*** Opening Exercise data ***
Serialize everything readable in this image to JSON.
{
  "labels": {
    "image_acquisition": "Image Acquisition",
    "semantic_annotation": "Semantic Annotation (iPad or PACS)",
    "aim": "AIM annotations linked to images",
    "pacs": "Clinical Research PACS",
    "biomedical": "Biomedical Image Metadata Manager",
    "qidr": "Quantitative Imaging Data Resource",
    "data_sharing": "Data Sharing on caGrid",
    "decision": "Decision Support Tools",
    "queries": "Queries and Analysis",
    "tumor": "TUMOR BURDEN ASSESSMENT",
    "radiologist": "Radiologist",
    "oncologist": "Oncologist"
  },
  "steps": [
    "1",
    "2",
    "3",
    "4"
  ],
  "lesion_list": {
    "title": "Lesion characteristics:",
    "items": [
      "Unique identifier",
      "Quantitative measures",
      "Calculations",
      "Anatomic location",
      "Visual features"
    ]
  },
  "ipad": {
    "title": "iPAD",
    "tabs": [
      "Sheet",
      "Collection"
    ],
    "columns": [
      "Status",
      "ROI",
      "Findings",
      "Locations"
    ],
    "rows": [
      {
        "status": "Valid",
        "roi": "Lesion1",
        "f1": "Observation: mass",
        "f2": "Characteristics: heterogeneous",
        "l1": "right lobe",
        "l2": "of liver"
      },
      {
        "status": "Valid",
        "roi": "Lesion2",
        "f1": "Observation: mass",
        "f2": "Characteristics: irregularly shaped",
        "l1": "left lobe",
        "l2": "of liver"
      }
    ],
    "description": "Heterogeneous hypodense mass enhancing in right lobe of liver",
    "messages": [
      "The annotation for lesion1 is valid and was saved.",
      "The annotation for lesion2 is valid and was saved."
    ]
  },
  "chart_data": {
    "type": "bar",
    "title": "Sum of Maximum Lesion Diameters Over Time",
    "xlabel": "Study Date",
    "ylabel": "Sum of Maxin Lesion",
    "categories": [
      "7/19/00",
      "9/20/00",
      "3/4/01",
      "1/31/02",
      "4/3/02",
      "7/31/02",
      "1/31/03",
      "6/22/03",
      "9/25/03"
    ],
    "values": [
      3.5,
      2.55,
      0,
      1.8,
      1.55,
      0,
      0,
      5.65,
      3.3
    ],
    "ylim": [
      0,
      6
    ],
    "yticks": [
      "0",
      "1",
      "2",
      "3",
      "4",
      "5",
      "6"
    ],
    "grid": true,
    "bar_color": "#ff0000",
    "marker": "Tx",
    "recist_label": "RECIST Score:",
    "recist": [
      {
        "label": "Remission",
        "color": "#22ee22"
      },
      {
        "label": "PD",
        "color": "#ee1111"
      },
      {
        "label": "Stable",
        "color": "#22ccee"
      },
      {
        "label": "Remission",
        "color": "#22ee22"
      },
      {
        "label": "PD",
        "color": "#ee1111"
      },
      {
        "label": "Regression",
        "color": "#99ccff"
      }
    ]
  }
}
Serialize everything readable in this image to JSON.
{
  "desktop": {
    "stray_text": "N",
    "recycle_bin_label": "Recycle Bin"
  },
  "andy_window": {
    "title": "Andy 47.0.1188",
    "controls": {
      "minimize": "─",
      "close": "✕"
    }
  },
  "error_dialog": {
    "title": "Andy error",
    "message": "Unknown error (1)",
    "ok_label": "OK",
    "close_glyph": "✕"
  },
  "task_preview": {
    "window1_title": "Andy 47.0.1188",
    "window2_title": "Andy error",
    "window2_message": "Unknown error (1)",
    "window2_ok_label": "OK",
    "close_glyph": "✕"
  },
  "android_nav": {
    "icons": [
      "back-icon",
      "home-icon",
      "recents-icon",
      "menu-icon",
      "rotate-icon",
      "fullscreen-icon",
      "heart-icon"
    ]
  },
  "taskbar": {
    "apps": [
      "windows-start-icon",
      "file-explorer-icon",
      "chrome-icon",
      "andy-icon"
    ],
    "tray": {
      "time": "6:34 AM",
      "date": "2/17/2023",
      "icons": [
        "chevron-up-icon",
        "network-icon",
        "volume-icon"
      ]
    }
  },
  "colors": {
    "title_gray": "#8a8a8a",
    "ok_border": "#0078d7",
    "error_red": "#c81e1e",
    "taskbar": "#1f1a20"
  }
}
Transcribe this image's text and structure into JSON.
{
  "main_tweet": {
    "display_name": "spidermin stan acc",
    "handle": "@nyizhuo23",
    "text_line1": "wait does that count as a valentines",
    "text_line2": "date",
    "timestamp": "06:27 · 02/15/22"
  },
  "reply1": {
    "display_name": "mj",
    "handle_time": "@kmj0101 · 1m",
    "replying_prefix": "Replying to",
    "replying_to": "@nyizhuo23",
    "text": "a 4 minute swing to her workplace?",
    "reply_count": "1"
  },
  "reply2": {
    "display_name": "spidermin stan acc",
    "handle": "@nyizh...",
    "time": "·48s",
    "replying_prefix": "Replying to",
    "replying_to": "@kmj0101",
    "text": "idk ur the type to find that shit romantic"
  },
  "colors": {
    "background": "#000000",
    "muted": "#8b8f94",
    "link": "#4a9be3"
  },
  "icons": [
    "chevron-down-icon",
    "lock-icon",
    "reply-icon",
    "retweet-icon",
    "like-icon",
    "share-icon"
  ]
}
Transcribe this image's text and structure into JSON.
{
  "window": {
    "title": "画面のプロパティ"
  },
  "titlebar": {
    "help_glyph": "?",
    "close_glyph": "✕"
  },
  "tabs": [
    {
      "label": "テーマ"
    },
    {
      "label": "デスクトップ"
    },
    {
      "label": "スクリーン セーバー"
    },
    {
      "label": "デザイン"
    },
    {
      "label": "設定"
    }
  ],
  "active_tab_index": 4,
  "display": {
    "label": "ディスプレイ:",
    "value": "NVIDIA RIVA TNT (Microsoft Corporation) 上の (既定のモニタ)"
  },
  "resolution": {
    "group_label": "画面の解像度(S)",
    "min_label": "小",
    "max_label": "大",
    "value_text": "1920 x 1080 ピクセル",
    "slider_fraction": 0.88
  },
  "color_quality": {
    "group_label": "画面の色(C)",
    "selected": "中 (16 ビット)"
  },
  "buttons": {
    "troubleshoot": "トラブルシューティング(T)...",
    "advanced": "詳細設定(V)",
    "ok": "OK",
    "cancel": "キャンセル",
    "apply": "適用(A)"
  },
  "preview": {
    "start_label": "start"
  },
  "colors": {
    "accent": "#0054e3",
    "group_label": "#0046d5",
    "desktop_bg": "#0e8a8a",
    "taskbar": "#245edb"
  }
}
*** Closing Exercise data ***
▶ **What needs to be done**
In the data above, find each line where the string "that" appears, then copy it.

▶ **Output for this exercise**
    "text_line1": "wait does that count as a valentines",
    "text": "idk ur the type to find that shit romantic"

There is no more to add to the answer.